Grow a Dwarf Colorado Blue Spruce for Evergreen Beauty

No space for a spruce? Consider adding a dwarf Colorado blue spruce for the look of this delightful tree without the imposing size.

Benefits of Growing a Dwarf Colorado Blue Spruce

5271 Picea Pungens Moneva Jeangenie 1157mncDoreen Wynja / Monrovia
JeanGenie Colorado blue spruce

When space is limited but you need a tree, give a compact evergreen—such as Monrovia’s dwarf JeanGenie Colorado Blue Spruce—a try. Use it as a specimen tree, or plant a few together to create a natural privacy fence to offer gorgeous color and texture year-round.

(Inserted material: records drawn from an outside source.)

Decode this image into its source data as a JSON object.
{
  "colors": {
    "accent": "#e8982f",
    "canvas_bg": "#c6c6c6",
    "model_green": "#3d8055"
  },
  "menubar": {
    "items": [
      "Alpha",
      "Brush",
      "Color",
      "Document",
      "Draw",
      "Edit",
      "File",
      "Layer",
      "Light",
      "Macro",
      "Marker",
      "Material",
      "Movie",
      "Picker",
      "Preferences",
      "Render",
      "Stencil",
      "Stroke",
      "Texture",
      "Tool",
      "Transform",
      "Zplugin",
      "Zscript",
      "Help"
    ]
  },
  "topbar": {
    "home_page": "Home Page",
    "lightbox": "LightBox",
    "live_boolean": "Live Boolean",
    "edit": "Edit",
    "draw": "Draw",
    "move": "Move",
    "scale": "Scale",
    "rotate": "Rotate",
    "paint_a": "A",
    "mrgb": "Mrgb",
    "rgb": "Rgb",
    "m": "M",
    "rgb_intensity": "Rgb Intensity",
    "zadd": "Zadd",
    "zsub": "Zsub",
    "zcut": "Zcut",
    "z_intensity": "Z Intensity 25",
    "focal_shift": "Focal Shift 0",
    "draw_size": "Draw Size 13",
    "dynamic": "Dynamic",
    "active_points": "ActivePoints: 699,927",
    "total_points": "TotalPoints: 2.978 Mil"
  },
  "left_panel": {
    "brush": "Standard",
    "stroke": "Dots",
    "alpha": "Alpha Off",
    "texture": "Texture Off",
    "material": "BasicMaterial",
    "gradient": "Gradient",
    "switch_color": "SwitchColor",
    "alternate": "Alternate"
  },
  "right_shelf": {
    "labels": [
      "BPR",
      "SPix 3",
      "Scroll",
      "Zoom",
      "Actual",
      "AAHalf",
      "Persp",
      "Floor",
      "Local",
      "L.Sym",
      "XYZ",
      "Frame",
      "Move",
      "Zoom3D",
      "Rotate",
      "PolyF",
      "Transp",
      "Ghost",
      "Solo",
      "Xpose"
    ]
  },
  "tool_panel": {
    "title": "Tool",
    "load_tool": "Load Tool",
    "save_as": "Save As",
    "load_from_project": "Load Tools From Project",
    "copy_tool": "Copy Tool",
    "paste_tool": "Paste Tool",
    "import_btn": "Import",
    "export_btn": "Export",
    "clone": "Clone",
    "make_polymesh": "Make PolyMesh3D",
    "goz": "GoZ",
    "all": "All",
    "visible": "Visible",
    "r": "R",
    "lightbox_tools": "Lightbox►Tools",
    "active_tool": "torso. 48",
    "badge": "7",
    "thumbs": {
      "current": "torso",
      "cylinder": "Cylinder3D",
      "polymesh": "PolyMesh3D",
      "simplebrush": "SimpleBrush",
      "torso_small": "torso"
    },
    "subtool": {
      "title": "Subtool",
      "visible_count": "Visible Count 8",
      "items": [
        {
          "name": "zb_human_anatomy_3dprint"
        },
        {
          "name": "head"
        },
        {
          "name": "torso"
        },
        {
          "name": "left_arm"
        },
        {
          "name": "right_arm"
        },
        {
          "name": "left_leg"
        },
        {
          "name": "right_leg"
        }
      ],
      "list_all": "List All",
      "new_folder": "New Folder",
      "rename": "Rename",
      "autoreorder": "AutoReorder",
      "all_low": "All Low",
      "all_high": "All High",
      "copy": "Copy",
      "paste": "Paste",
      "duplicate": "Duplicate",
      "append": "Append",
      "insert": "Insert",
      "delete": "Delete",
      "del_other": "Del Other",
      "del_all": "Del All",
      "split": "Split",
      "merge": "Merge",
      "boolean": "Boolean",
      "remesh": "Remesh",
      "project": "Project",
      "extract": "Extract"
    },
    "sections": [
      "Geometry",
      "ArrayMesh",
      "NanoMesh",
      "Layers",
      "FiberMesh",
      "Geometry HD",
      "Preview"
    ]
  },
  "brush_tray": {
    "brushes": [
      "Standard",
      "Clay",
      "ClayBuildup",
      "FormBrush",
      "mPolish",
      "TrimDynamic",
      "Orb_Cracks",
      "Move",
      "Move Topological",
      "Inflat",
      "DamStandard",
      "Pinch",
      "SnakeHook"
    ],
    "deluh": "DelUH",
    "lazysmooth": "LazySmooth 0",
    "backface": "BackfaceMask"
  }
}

Dwarf Colorado blue spruce trees are an ideal choice for those who want the classic look of a spruce in their yard, but don’t have the room in their backyard for a large evergreen tree. While a regular spruce can grow up to 60 feet tall and 20 to 25 feet wide, dwarf trees typically grow a fraction of that: for the Monrovia cultivar mentioned above, only 10 to 15 feet tall and 6 to 8 feet in width.

Try these small evergreen shrubs for year-round curb appeal.

For those looking to bring more feathered friends into their backyard, birds such as chickadees and finches typically snack on pinecones from spruce trees. Spruces of all sizes provide dense foliage and protection from harsh weather and predators, as well as nesting sites, for a variety of birds.

Whether full-sized or dwarf, these charming trees tolerate drought well. They survive best in well-draining and rich soil, but they’ll tolerate a variety of soil types. Plant the tree in spring or fall for best results. The biggest caution gardeners and homeowners should take is ensuring their yard’s climate is conducive to this species. Blue spruce trees are extremely cold-hardy, but they don’t tolerate extreme heat.

Add other smaller evergreen trees to your landscape with the top 10 dwarf conifers.

Care and Growing Tips

  • Botanical name: Picea pungens ‘Moneva’
  • Common name: JeanGenie Colorado blue spruce
  • Zones: 2 to 8
  • Attracts: Birds
  • Light needs: Full to partial sun
  • Size: 10 to 15 feet tall and 6 to 8 feet wide
  • Grown for: Blue-green foliage and attractive pyramid form.
  • Foliage: Slow-growing branches provide stiff clusters of hearty, attractive needles
  • Watering needs: Water deeply the first few seasons to establish healthy roots

Next, check out more of the best types of conifer trees for your landscape.

Emily Hannemann
Emily Hannemann is an associate editor for Birds & Blooms digital. Throughout her years with the publication, she has written multiple articles for print as well as digital, all covering birding and gardening. In her role as associate editor, she is responsible for creating and editing articles on the subject of birding and gardening, as well as putting together Birds & Blooms daily digital newsletter. Graduating from the University of Missouri - Columbia with a master's degree in magazine journalism and undergraduate degrees in journalism and English, she has more than eight years of experience in the magazine, newspaper, and book industries.